PRS legislation criticised as new tenancy rents rise by more than 10% for third consecutive quarter
Average rents in Scotland for new tenancies in the private rented sector have risen by double digits for the third time in a row since the introduction of the Cost of Living (Tenant Protection) (Scotland) Act 2022, according to new figures.
Residential lettings site Citylets said the data from its lettings portal underline what many in the industry feared from the outset that the new legislation would acerbate the supply demand imbalance.
The rent gap between those already in rented accommodation when the legislation was passed and those seeking new properties to rent looks set to continue to grow with the cap for rent rises within pre-existing tenancies to be extended for at least another six months from September.
Almost all major regions in the report witnessed double digit increases in rents in the second quarter of 2023 with the market moving at frenetic pace across all regions and all property types.
Citylets MD, Thomas Ashdown, expressed concern for the new data. He said: “We are living through unique times for the Scottish Private Rented Sector. Never before have we recorded such steep and sustained annual price appreciation across a single region, never mind across the country as a whole.
“A vicious circle of low supply leading to higher rents for new tenancies and less movement within the sector seems to have been set in motion as the rent gap between open and closed markets grows. Add in anecdotal evidence of landlords leaving and pressures on would-be property buyers and its is clear we have a difficult path ahead in achieving balance.”
Gillian Semmler, PR manager at Citylets, noted: “The latest Citylets report makes for stark reading that should be acknowledged at the highest level. Good intentions for one market segment through the new legislation appears to be having severe ramifications on the open market. The outlook for the next quarter and beyond is likely more of the same; low supply relative to demand remains a concern.”
Adrian Sangster of Aberdein Considine added: “Demand for good quality accommodation remains at record high levels. This demand is not only restricted to the major cities, we are also witnessing unprecedented enquiries for properties in our towns and rural areas. With the lack of housing availability, people are being forced to widen their parameters, which is fuelling higher rentals in areas traditionally impervious to wider market trends.

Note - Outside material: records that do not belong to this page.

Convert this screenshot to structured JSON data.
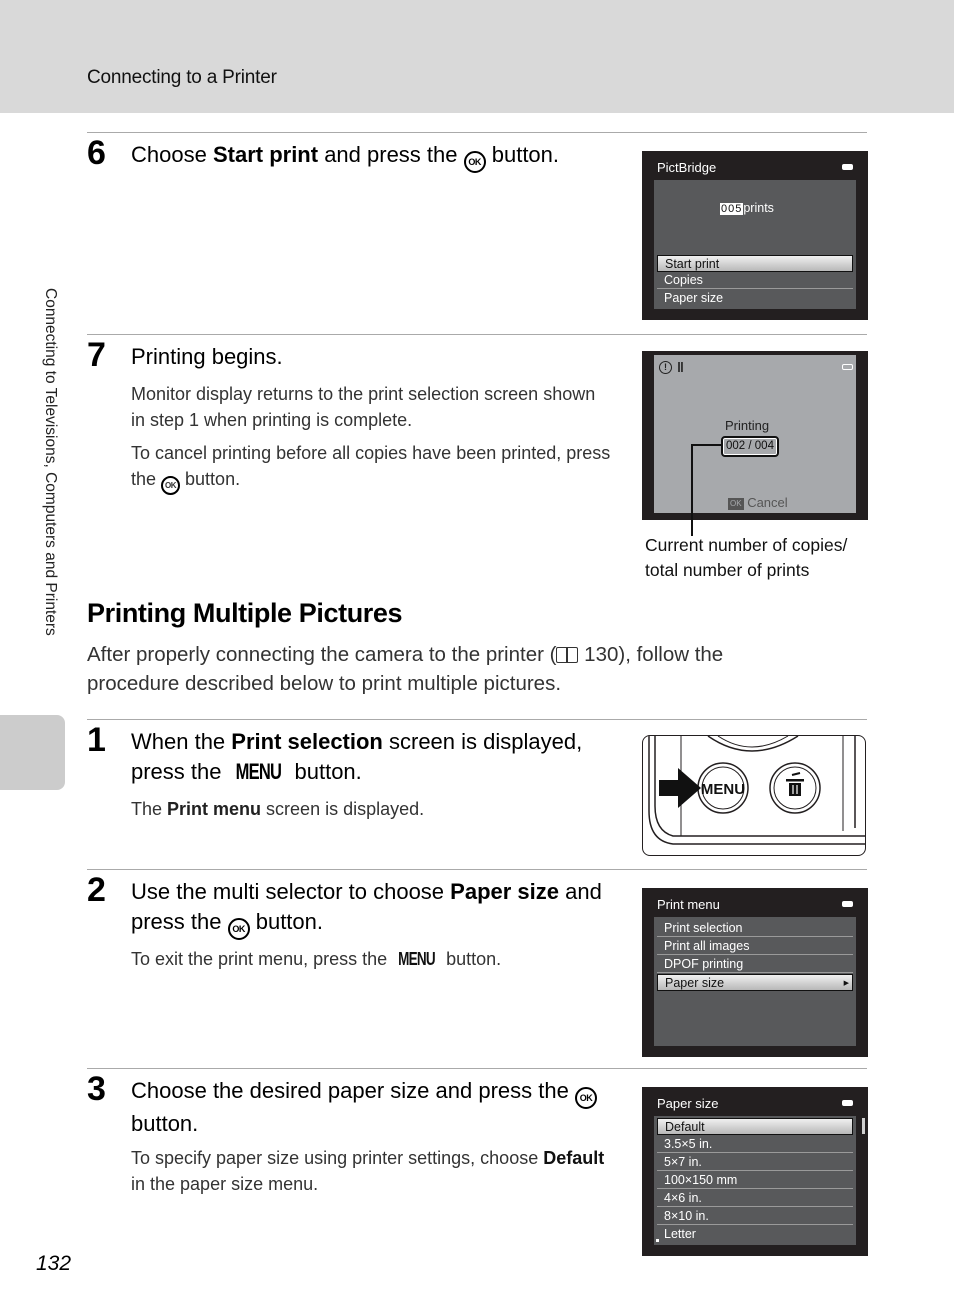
{
  "header": {
    "title": "Connecting to a Printer"
  },
  "side_label": "Connecting to Televisions, Computers and Printers",
  "page_number": "132",
  "step6": {
    "number": "6",
    "title_pre": "Choose ",
    "title_bold": "Start print",
    "title_mid": " and press the ",
    "ok_glyph": "OK",
    "title_post": " button.",
    "screen": {
      "title": "PictBridge",
      "count_value": "005",
      "count_label": "prints",
      "items": [
        "Start print",
        "Copies",
        "Paper size"
      ],
      "selected_index": 0
    }
  },
  "step7": {
    "number": "7",
    "title": "Printing begins.",
    "body1": "Monitor display returns to the print selection screen shown in step 1 when printing is complete.",
    "body2_pre": "To cancel printing before all copies have been printed, press the ",
    "ok_glyph": "OK",
    "body2_post": " button.",
    "screen": {
      "status_label": "Printing",
      "progress_text": "002 / 004",
      "progress_current": 2,
      "progress_total": 4,
      "cancel_key": "OK",
      "cancel_label": "Cancel"
    },
    "callout": {
      "line1": "Current number of copies/",
      "line2": "total number of prints"
    }
  },
  "section": {
    "title": "Printing Multiple Pictures",
    "intro_pre": "After properly connecting the camera to the printer (",
    "intro_ref": "130",
    "intro_post": "), follow the procedure described below to print multiple pictures."
  },
  "step1": {
    "number": "1",
    "title_pre": "When the ",
    "title_bold": "Print selection",
    "title_mid": " screen is displayed, press the ",
    "menu_glyph": "MENU",
    "title_post": " button.",
    "body_pre": "The ",
    "body_bold": "Print menu",
    "body_post": " screen is displayed.",
    "illustration": {
      "menu_button": "MENU",
      "delete_button": "delete-icon"
    }
  },
  "step2": {
    "number": "2",
    "title_pre": "Use the multi selector to choose ",
    "title_bold": "Paper size",
    "title_mid": " and press the ",
    "ok_glyph": "OK",
    "title_post": " button.",
    "body_pre": "To exit the print menu, press the ",
    "menu_glyph": "MENU",
    "body_post": " button.",
    "screen": {
      "title": "Print menu",
      "items": [
        "Print selection",
        "Print all images",
        "DPOF printing",
        "Paper size"
      ],
      "selected_index": 3
    }
  },
  "step3": {
    "number": "3",
    "title_pre": "Choose the desired paper size and press the ",
    "ok_glyph": "OK",
    "title_post": " button.",
    "body_pre": "To specify paper size using printer settings, choose ",
    "body_bold": "Default",
    "body_post": " in the paper size menu.",
    "screen": {
      "title": "Paper size",
      "items": [
        "Default",
        "3.5×5 in.",
        "5×7 in.",
        "100×150 mm",
        "4×6 in.",
        "8×10 in.",
        "Letter"
      ],
      "selected_index": 0
    }
  }
}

“The media have recently been referring to a ‘ticking timebomb’ in the mortgage market. Scotland’s PRS timebomb started ticking several years ago and despite many warnings, the Scottish Government appear happy to let it explode with those they claim to be protecting, suffering the most.” The average property to rent in Scotland, having surpassed the £1000 mark for the first time in Q1 2023, continued to rise to average £1081 per month but with the rate of growth easing to 11.4% Year on Year (YOY), down from 12.4% recorded the previous quarter.”